▶ **MATERIAL PROVIDED**

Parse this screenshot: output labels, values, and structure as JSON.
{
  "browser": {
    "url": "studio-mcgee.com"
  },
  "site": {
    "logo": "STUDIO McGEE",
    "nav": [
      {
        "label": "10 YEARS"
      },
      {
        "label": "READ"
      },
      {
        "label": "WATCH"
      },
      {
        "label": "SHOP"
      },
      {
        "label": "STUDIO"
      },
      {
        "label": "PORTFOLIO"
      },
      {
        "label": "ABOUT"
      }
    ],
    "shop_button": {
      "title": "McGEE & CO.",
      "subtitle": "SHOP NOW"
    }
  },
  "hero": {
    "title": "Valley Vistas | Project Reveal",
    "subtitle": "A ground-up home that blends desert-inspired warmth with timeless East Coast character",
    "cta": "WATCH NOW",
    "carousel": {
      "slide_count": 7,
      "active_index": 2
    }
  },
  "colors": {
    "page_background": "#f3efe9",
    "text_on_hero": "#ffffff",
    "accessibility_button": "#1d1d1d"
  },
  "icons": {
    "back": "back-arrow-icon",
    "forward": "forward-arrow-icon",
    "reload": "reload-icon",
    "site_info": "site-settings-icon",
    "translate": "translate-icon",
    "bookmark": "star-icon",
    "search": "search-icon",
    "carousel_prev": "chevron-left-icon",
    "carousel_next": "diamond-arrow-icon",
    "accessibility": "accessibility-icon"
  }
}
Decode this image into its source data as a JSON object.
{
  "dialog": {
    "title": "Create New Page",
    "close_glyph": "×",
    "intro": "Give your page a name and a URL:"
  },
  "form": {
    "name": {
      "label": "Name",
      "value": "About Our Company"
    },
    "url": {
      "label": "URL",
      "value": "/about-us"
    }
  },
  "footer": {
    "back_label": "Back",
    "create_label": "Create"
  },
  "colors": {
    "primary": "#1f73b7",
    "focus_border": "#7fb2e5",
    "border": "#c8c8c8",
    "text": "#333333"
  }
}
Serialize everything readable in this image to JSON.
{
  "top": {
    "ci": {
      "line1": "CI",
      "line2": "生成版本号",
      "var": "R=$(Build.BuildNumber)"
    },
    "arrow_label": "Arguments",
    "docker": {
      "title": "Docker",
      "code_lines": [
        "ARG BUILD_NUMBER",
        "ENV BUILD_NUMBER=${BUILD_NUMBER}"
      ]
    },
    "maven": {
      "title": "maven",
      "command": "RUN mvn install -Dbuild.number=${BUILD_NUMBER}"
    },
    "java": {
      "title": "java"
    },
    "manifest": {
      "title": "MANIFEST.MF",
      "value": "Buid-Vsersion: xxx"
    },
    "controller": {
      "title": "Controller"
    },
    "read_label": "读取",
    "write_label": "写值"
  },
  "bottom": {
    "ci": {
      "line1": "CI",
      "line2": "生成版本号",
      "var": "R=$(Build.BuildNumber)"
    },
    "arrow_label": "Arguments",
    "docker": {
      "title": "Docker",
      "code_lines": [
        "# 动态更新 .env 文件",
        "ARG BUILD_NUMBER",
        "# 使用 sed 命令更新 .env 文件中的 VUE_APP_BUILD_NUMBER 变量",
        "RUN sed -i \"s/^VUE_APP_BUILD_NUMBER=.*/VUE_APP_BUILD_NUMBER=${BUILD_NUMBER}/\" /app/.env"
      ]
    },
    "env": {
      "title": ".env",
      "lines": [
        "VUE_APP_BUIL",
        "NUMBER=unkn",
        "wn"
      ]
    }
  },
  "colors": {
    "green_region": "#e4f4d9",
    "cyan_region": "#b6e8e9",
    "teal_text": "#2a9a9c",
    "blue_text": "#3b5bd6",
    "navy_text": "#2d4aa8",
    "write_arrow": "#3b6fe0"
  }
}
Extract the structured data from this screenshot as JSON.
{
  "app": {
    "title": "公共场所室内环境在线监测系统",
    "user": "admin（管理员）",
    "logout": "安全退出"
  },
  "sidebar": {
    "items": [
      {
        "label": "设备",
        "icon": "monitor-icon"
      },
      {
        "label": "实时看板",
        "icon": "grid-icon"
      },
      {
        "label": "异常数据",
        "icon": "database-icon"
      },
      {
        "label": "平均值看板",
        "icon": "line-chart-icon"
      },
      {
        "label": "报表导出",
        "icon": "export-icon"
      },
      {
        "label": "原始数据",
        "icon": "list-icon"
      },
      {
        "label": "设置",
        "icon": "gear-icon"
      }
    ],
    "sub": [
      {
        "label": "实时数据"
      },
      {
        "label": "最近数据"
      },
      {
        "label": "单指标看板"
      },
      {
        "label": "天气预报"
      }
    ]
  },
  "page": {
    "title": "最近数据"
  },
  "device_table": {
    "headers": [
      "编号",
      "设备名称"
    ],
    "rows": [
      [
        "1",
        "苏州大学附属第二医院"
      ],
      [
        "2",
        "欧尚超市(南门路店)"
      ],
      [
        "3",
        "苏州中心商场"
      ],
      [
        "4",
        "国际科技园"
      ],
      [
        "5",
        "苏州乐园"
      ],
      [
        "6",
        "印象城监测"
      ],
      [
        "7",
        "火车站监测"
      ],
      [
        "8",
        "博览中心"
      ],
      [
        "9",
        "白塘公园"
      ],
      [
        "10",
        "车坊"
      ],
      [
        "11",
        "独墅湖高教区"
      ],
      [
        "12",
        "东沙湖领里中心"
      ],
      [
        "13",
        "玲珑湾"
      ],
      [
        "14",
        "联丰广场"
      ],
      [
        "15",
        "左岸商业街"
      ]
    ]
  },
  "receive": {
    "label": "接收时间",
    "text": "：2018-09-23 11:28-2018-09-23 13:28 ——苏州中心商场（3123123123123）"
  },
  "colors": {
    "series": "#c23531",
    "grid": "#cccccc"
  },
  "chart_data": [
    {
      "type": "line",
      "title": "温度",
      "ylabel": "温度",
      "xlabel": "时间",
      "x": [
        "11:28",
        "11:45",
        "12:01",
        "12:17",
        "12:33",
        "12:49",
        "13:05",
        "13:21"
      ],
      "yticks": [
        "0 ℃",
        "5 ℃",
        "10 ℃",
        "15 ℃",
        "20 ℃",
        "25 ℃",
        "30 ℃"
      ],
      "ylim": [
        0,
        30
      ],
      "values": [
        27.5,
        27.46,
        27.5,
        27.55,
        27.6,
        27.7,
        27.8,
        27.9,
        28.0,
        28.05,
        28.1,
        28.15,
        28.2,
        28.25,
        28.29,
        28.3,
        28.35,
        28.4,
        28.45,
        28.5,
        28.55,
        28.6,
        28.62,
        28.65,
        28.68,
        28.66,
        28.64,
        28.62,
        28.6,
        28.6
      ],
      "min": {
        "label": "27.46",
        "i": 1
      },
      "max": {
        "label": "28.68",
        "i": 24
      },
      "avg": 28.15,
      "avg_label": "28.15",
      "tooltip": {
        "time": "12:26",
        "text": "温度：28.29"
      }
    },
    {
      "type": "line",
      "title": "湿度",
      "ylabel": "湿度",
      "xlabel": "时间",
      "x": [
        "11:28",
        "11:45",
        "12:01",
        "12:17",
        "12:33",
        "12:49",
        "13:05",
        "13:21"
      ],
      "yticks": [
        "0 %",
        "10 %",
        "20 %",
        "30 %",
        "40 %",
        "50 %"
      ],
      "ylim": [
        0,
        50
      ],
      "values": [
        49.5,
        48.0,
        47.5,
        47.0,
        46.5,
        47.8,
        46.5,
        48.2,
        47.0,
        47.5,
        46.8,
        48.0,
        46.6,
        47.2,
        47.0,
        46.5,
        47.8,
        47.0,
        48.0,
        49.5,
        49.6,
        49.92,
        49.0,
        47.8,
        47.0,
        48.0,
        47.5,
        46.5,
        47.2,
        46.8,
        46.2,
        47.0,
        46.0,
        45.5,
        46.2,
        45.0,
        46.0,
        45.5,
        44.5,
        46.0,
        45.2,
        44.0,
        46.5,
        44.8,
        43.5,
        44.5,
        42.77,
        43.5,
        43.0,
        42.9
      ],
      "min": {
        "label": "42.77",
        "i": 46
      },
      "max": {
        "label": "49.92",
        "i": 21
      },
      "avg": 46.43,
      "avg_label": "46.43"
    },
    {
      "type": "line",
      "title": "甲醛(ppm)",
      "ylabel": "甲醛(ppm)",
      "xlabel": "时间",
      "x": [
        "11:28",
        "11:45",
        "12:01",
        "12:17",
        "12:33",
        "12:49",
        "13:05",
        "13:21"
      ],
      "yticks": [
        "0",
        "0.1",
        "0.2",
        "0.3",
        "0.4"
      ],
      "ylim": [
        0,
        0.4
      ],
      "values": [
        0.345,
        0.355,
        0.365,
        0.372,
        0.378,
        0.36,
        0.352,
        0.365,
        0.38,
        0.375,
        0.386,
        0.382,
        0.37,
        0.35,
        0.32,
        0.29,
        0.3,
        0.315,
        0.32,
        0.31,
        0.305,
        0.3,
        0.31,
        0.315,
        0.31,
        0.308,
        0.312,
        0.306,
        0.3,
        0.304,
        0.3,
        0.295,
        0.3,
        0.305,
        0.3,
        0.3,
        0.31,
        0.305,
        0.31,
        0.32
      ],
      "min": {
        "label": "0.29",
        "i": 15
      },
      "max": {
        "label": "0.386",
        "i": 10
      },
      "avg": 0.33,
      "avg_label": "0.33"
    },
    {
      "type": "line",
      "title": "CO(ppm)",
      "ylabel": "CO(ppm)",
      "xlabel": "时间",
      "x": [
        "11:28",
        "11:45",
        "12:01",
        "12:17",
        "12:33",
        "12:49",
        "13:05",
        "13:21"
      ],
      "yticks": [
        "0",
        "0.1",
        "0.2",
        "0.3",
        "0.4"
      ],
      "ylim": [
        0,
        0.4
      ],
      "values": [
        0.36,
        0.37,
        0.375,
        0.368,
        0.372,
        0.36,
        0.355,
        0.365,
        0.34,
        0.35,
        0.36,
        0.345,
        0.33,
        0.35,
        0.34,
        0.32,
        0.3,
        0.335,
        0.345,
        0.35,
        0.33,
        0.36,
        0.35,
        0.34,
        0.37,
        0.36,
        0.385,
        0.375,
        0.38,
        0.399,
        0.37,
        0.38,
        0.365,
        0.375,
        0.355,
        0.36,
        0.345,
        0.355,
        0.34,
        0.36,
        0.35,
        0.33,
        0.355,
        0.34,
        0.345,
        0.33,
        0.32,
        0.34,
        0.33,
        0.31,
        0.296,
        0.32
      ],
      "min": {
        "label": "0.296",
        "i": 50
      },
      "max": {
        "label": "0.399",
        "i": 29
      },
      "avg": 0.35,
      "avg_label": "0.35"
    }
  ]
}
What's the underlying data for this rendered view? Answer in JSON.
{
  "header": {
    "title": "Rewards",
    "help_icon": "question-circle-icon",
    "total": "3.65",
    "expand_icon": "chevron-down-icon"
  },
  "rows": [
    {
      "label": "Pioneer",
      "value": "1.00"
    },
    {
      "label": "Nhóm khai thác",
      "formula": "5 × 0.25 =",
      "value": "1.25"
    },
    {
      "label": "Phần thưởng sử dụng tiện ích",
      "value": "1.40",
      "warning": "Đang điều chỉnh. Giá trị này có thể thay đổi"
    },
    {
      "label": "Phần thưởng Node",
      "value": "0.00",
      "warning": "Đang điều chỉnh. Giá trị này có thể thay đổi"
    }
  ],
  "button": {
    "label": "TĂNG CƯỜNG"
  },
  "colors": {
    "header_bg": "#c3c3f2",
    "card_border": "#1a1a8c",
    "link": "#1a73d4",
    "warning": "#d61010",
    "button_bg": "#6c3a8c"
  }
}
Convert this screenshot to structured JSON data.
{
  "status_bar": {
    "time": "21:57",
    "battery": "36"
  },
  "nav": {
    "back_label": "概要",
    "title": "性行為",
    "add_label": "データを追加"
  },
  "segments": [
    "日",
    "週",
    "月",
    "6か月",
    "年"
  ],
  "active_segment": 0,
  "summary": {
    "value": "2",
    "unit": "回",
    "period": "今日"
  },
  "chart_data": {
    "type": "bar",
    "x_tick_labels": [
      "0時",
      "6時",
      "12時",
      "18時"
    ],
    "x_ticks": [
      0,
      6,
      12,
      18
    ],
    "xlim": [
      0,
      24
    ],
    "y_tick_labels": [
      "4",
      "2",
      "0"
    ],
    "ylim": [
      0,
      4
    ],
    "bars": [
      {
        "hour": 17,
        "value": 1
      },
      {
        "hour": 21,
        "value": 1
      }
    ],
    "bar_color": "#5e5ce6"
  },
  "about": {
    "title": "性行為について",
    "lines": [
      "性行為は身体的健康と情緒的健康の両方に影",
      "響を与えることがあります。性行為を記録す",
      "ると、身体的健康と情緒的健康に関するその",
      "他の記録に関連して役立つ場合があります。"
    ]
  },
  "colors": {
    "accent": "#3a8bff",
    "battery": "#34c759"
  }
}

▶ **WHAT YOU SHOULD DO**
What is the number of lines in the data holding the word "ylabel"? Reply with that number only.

▶ **ANSWER SPACE**
4